*WORK ITEM*: Once you find a line containing the word "title" in the entries below, copy it.
=== Begin Enclosure ===
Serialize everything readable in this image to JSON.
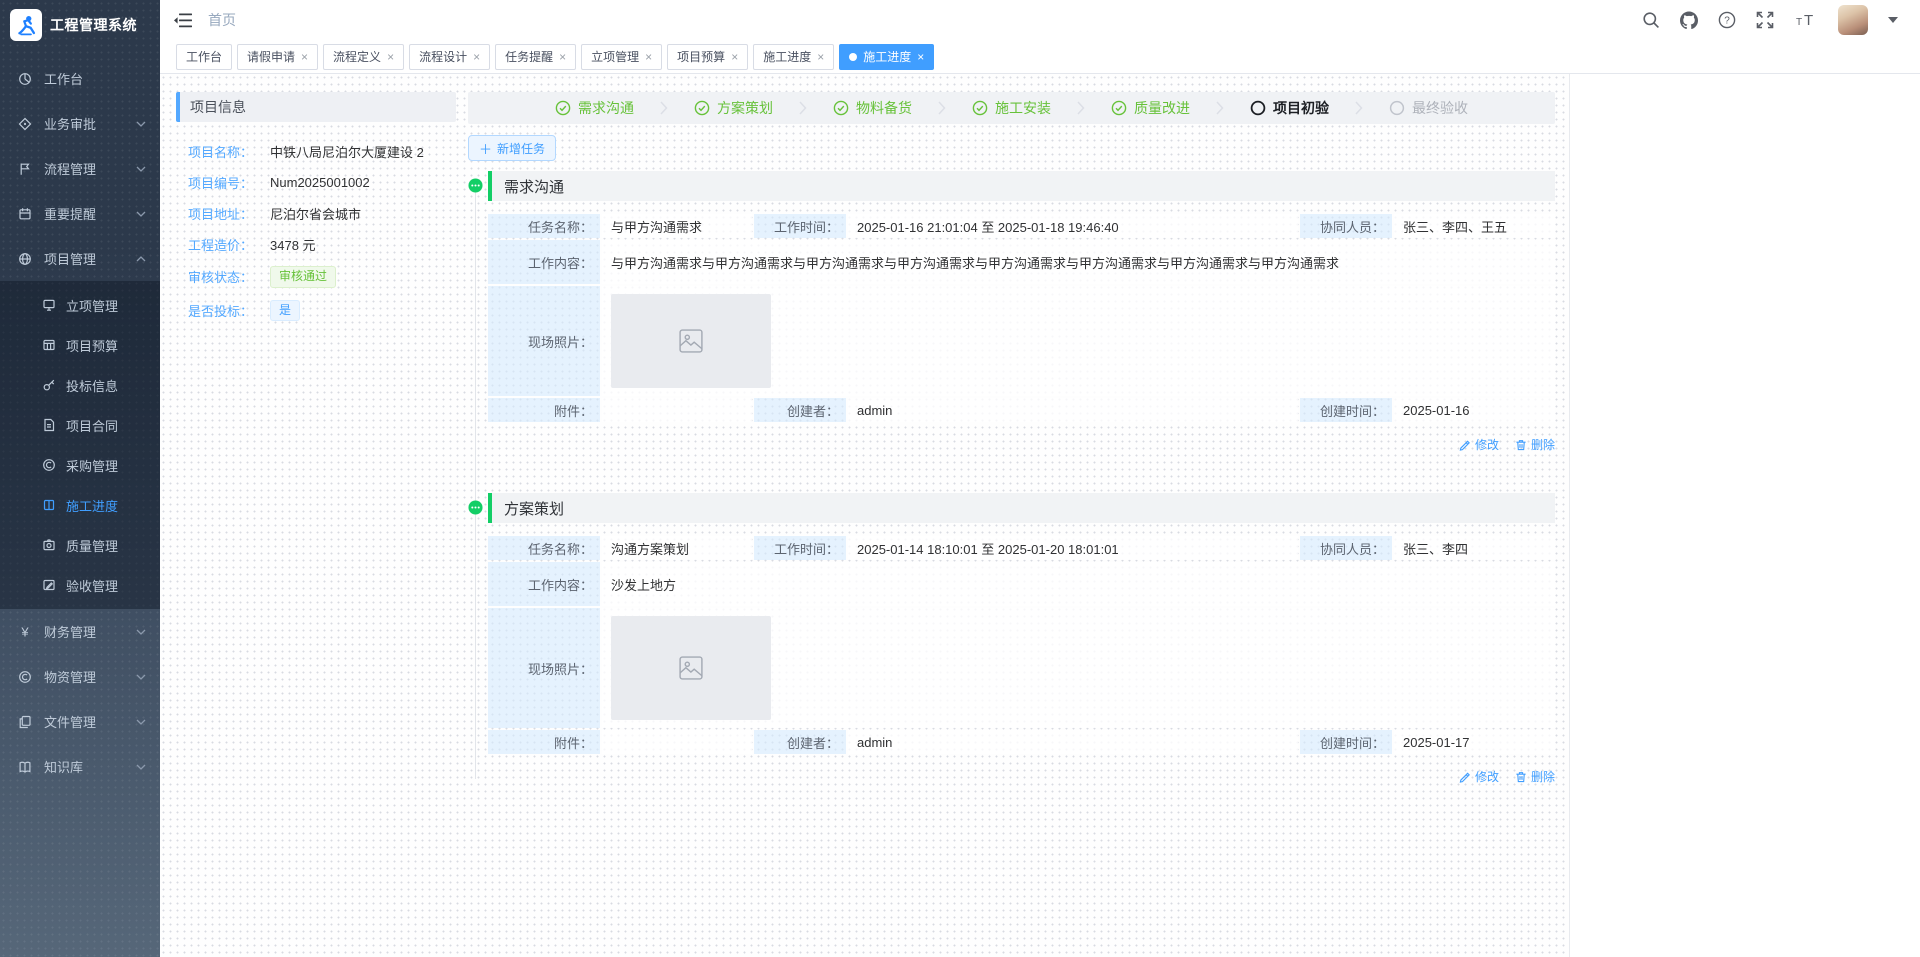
{
  "app": {
    "title": "工程管理系统",
    "breadcrumb": "首页"
  },
  "header": {
    "icons": [
      "search-icon",
      "github-icon",
      "help-icon",
      "fullscreen-icon",
      "font-size-icon",
      "avatar",
      "caret-down-icon"
    ]
  },
  "tabs": [
    {
      "label": "工作台",
      "closable": false,
      "active": false
    },
    {
      "label": "请假申请",
      "closable": true,
      "active": false
    },
    {
      "label": "流程定义",
      "closable": true,
      "active": false
    },
    {
      "label": "流程设计",
      "closable": true,
      "active": false
    },
    {
      "label": "任务提醒",
      "closable": true,
      "active": false
    },
    {
      "label": "立项管理",
      "closable": true,
      "active": false
    },
    {
      "label": "项目预算",
      "closable": true,
      "active": false
    },
    {
      "label": "施工进度",
      "closable": true,
      "active": false
    },
    {
      "label": "施工进度",
      "closable": true,
      "active": true
    }
  ],
  "sidebar": {
    "items": [
      {
        "label": "工作台",
        "icon": "dashboard-icon"
      },
      {
        "label": "业务审批",
        "icon": "approval-icon"
      },
      {
        "label": "流程管理",
        "icon": "process-icon"
      },
      {
        "label": "重要提醒",
        "icon": "reminder-icon"
      },
      {
        "label": "项目管理",
        "icon": "project-icon",
        "expanded": true,
        "children": [
          {
            "label": "立项管理",
            "icon": "initiation-icon"
          },
          {
            "label": "项目预算",
            "icon": "budget-icon"
          },
          {
            "label": "投标信息",
            "icon": "bid-icon"
          },
          {
            "label": "项目合同",
            "icon": "contract-icon"
          },
          {
            "label": "采购管理",
            "icon": "purchase-icon"
          },
          {
            "label": "施工进度",
            "icon": "progress-icon",
            "active": true
          },
          {
            "label": "质量管理",
            "icon": "quality-icon"
          },
          {
            "label": "验收管理",
            "icon": "acceptance-icon"
          }
        ]
      },
      {
        "label": "财务管理",
        "icon": "finance-icon"
      },
      {
        "label": "物资管理",
        "icon": "material-icon"
      },
      {
        "label": "文件管理",
        "icon": "file-icon"
      },
      {
        "label": "知识库",
        "icon": "knowledge-icon"
      }
    ]
  },
  "project_info": {
    "title": "项目信息",
    "fields": [
      {
        "label": "项目名称：",
        "value": "中铁八局尼泊尔大厦建设 2"
      },
      {
        "label": "项目编号：",
        "value": "Num2025001002"
      },
      {
        "label": "项目地址：",
        "value": "尼泊尔省会城市"
      },
      {
        "label": "工程造价：",
        "value": "3478 元"
      },
      {
        "label": "审核状态：",
        "value": "审核通过",
        "tag": "green"
      },
      {
        "label": "是否投标：",
        "value": "是",
        "tag": "blue"
      }
    ]
  },
  "steps": [
    {
      "label": "需求沟通",
      "status": "done"
    },
    {
      "label": "方案策划",
      "status": "done"
    },
    {
      "label": "物料备货",
      "status": "done"
    },
    {
      "label": "施工安装",
      "status": "done"
    },
    {
      "label": "质量改进",
      "status": "done"
    },
    {
      "label": "项目初验",
      "status": "current"
    },
    {
      "label": "最终验收",
      "status": "pending"
    }
  ],
  "toolbar": {
    "add_task_label": "新增任务"
  },
  "labels": {
    "task_name": "任务名称：",
    "work_time": "工作时间：",
    "collaborators": "协同人员：",
    "work_content": "工作内容：",
    "photos": "现场照片：",
    "attachment": "附件：",
    "creator": "创建者：",
    "created_at": "创建时间：",
    "edit": "修改",
    "delete": "删除"
  },
  "sections": [
    {
      "title": "需求沟通",
      "task_name": "与甲方沟通需求",
      "work_time": "2025-01-16 21:01:04 至 2025-01-18 19:46:40",
      "collaborators": "张三、李四、王五",
      "work_content": "与甲方沟通需求与甲方沟通需求与甲方沟通需求与甲方沟通需求与甲方沟通需求与甲方沟通需求与甲方沟通需求与甲方沟通需求",
      "attachment": "",
      "creator": "admin",
      "created_at": "2025-01-16"
    },
    {
      "title": "方案策划",
      "task_name": "沟通方案策划",
      "work_time": "2025-01-14 18:10:01 至 2025-01-20 18:01:01",
      "collaborators": "张三、李四",
      "work_content": "沙发上地方",
      "attachment": "",
      "creator": "admin",
      "created_at": "2025-01-17"
    }
  ],
  "colors": {
    "primary": "#409eff",
    "success": "#67c23a",
    "timeline_green": "#13ce66"
  }
}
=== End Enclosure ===
*WRITTEN ANSWER*:
    "title": "工程管理系统",
    "title": "项目信息",
      "title": "需求沟通",
      "title": "方案策划",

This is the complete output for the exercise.